= PROBLEM DESCRIPTION =
Below are the records; return exactly the lines from the one with "Give me the" through the final line, both included, minus any pictures.

● ● ● ● ● ● ●

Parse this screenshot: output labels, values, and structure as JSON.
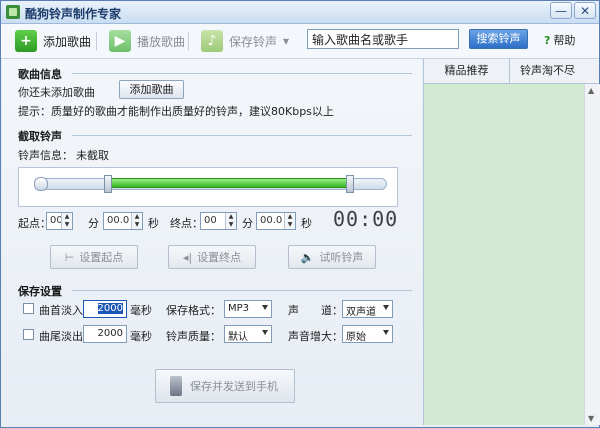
{
  "window": {
    "title": "酷狗铃声制作专家",
    "minimize": "—",
    "close": "✕"
  },
  "toolbar": {
    "add_song": "添加歌曲",
    "play_song": "播放歌曲",
    "save_ringtone": "保存铃声",
    "save_dropdown": "▾",
    "search_value": "输入歌曲名或歌手",
    "search_button": "搜索铃声",
    "help_icon": "?",
    "help": "帮助"
  },
  "song_info": {
    "title": "歌曲信息",
    "status": "你还未添加歌曲",
    "add_button": "添加歌曲",
    "tip": "提示：质量好的歌曲才能制作出质量好的铃声，建议80Kbps以上"
  },
  "clip": {
    "title": "截取铃声",
    "info_label": "铃声信息：",
    "info_value": "未截取",
    "start_label": "起点：",
    "start_min": "00",
    "min_unit": "分",
    "start_sec": "00.0",
    "sec_unit": "秒",
    "end_label": "终点：",
    "end_min": "00",
    "end_sec": "00.0",
    "timer": "00:00",
    "set_start": "设置起点",
    "set_end": "设置终点",
    "preview": "试听铃声"
  },
  "save": {
    "title": "保存设置",
    "fade_in": "曲首淡入",
    "fade_in_value": "2000",
    "fade_out": "曲尾淡出",
    "fade_out_value": "2000",
    "ms_unit": "毫秒",
    "format_label": "保存格式：",
    "format_value": "MP3",
    "quality_label": "铃声质量：",
    "quality_value": "默认",
    "channel_label": "声　　道：",
    "channel_value": "双声道",
    "gain_label": "声音增大：",
    "gain_value": "原始",
    "send_button": "保存并发送到手机"
  },
  "side_tabs": [
    "精品推荐",
    "铃声淘不尽"
  ],
  "colors": {
    "accent": "#2d6fc8",
    "green_fill": "#34b520",
    "list_bg": "#d3ead2"
  }
}
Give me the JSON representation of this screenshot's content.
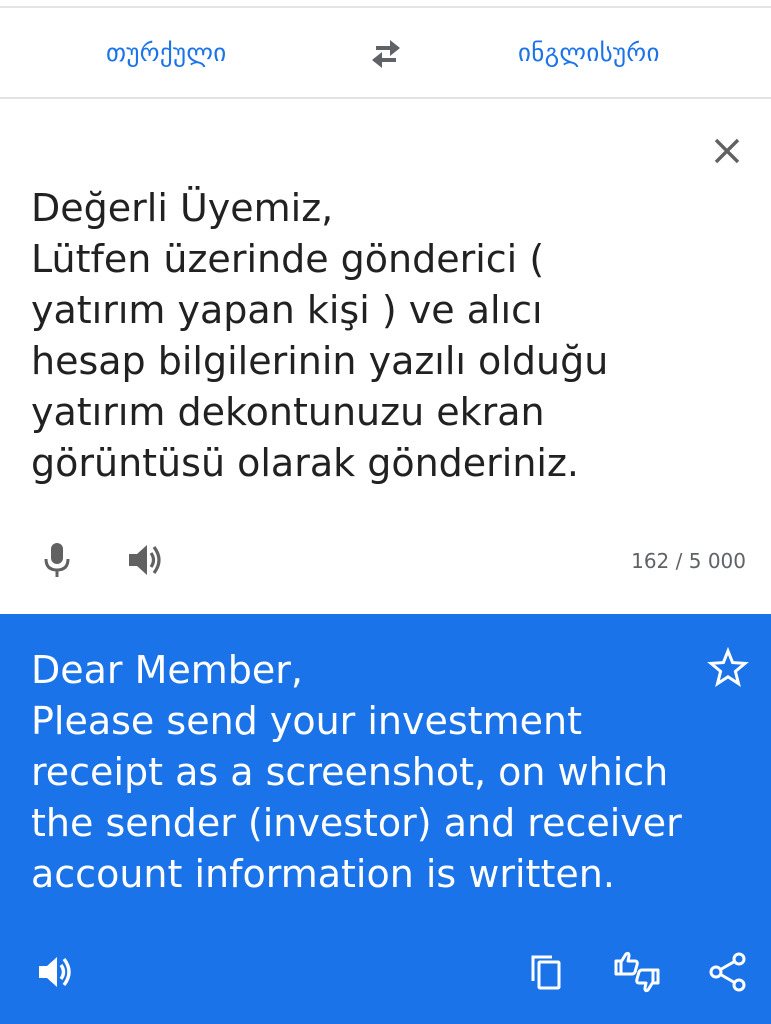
{
  "language_bar": {
    "source_language": "თურქული",
    "target_language": "ინგლისური",
    "swap_icon": "swap-arrows-icon"
  },
  "source": {
    "text": "Değerli Üyemiz,\nLütfen üzerinde gönderici (\nyatırım yapan kişi ) ve alıcı\nhesap bilgilerinin yazılı olduğu\nyatırım dekontunuzu ekran\ngörüntüsü olarak gönderiniz.",
    "char_count": "162 / 5 000",
    "icons": {
      "clear": "close-icon",
      "mic": "microphone-icon",
      "speak": "speaker-icon"
    }
  },
  "result": {
    "text": "Dear Member,\nPlease send your investment\nreceipt as a screenshot, on which\nthe sender (investor) and receiver\naccount information is written.",
    "icons": {
      "star": "star-icon",
      "speak": "speaker-icon",
      "copy": "copy-icon",
      "feedback": "feedback-thumbs-icon",
      "share": "share-icon"
    }
  },
  "colors": {
    "accent": "#1a73e8",
    "text_primary": "#212121",
    "text_secondary": "#5f6368",
    "icon_gray": "#616161",
    "result_text": "#ffffff"
  }
}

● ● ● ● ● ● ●

= RESULT =
Give me the JSON representation of this screenshot's content.
{
  "language_bar": {
    "source_language": "თურქული",
    "target_language": "ინგლისური",
    "swap_icon": "swap-arrows-icon"
  },
  "source": {
    "text": "Değerli Üyemiz,\nLütfen üzerinde gönderici (\nyatırım yapan kişi ) ve alıcı\nhesap bilgilerinin yazılı olduğu\nyatırım dekontunuzu ekran\ngörüntüsü olarak gönderiniz.",
    "char_count": "162 / 5 000",
    "icons": {
      "clear": "close-icon",
      "mic": "microphone-icon",
      "speak": "speaker-icon"
    }
  },
  "result": {
    "text": "Dear Member,\nPlease send your investment\nreceipt as a screenshot, on which\nthe sender (investor) and receiver\naccount information is written.",
    "icons": {
      "star": "star-icon",
      "speak": "speaker-icon",
      "copy": "copy-icon",
      "feedback": "feedback-thumbs-icon",
      "share": "share-icon"
    }
  },
  "colors": {
    "accent": "#1a73e8",
    "text_primary": "#212121",
    "text_secondary": "#5f6368",
    "icon_gray": "#616161",
    "result_text": "#ffffff"
  }
}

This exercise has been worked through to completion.